> Given data:
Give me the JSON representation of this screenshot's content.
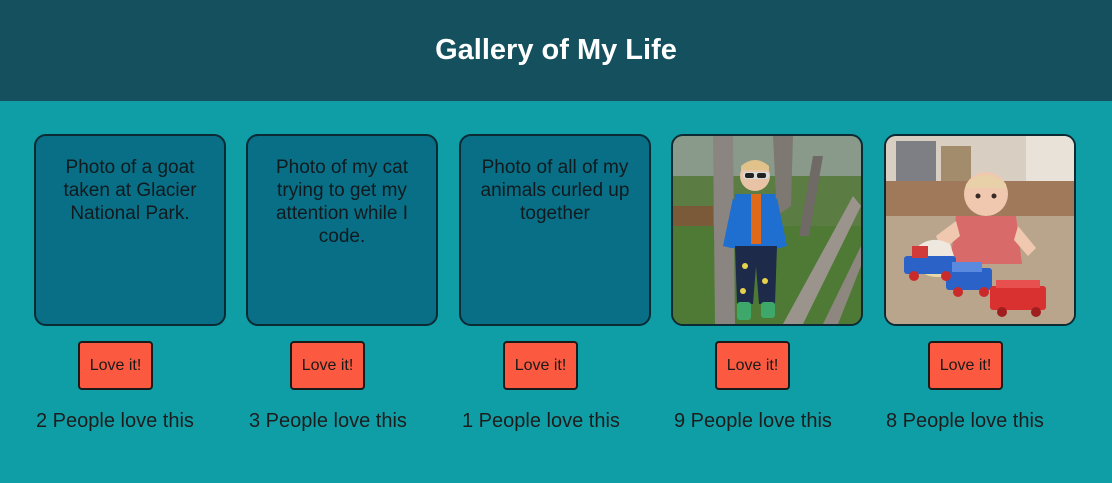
{
  "header": {
    "title": "Gallery of My Life"
  },
  "colors": {
    "page_background": "#0f9ea6",
    "header_background": "#14505d",
    "card_background": "#086f86",
    "button_background": "#fb5a40"
  },
  "gallery": {
    "items": [
      {
        "kind": "text",
        "caption": "Photo of a goat taken at Glacier National Park.",
        "button_label": "Love it!",
        "count_text": "2 People love this"
      },
      {
        "kind": "text",
        "caption": "Photo of my cat trying to get my attention while I code.",
        "button_label": "Love it!",
        "count_text": "3 People love this"
      },
      {
        "kind": "text",
        "caption": "Photo of all of my animals curled up together",
        "button_label": "Love it!",
        "count_text": "1 People love this"
      },
      {
        "kind": "image",
        "image_subject": "boy-in-sunglasses-by-tree",
        "button_label": "Love it!",
        "count_text": "9 People love this"
      },
      {
        "kind": "image",
        "image_subject": "toddler-with-toy-train",
        "button_label": "Love it!",
        "count_text": "8 People love this"
      }
    ]
  }
}
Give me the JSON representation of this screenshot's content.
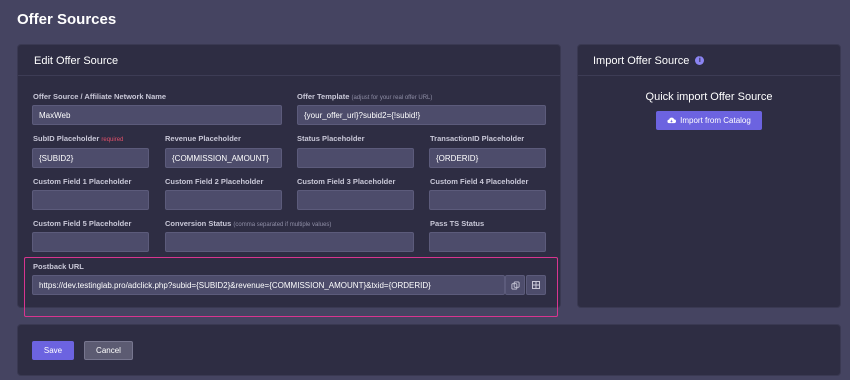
{
  "page_title": "Offer Sources",
  "edit_panel": {
    "title": "Edit Offer Source",
    "fields": {
      "network_name": {
        "label": "Offer Source / Affiliate Network Name",
        "value": "MaxWeb"
      },
      "offer_template": {
        "label": "Offer Template",
        "hint": "(adjust for your real offer URL)",
        "value": "{your_offer_url}?subid2={!subid!}"
      },
      "subid": {
        "label": "SubID Placeholder",
        "required": "required",
        "value": "{SUBID2}"
      },
      "revenue": {
        "label": "Revenue Placeholder",
        "value": "{COMMISSION_AMOUNT}"
      },
      "status": {
        "label": "Status Placeholder",
        "value": ""
      },
      "transaction_id": {
        "label": "TransactionID Placeholder",
        "value": "{ORDERID}"
      },
      "custom1": {
        "label": "Custom Field 1 Placeholder",
        "value": ""
      },
      "custom2": {
        "label": "Custom Field 2 Placeholder",
        "value": ""
      },
      "custom3": {
        "label": "Custom Field 3 Placeholder",
        "value": ""
      },
      "custom4": {
        "label": "Custom Field 4 Placeholder",
        "value": ""
      },
      "custom5": {
        "label": "Custom Field 5 Placeholder",
        "value": ""
      },
      "conversion_status": {
        "label": "Conversion Status",
        "hint": "(comma separated if multiple values)",
        "value": ""
      },
      "pass_ts": {
        "label": "Pass TS Status",
        "value": ""
      }
    },
    "postback": {
      "label": "Postback URL",
      "value": "https://dev.testinglab.pro/adclick.php?subid={SUBID2}&revenue={COMMISSION_AMOUNT}&txid={ORDERID}"
    }
  },
  "import_panel": {
    "title": "Import Offer Source",
    "heading": "Quick import Offer Source",
    "button_label": "Import from Catalog"
  },
  "footer": {
    "save_label": "Save",
    "cancel_label": "Cancel"
  },
  "colors": {
    "accent": "#6c63e0",
    "highlight_border": "#d8358f",
    "required": "#e2506a"
  }
}
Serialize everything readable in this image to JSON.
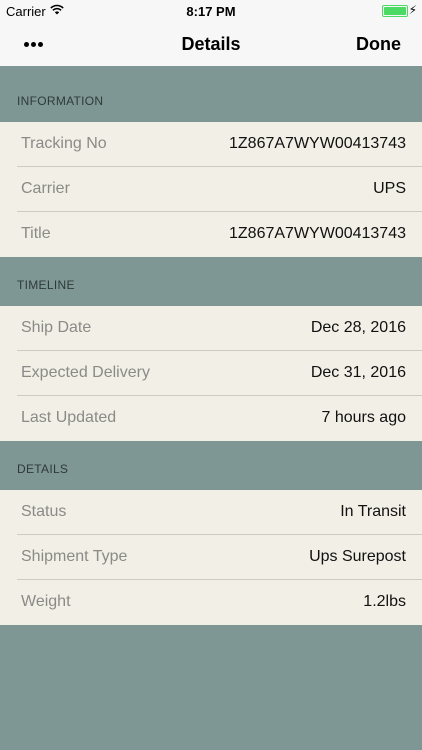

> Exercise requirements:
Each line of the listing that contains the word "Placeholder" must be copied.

> Written response:
        "label": "SubID Placeholder",
        "label": "Revenue Placeholder",
        "label": "Status Placeholder",
        "label": "TransactionID Placeholder",
        "label": "Custom Field 1 Placeholder",
        "label": "Custom Field 2 Placeholder",
        "label": "Custom Field 3 Placeholder",
        "label": "Custom Field 4 Placeholder",
        "label": "Custom Field 5 Placeholder",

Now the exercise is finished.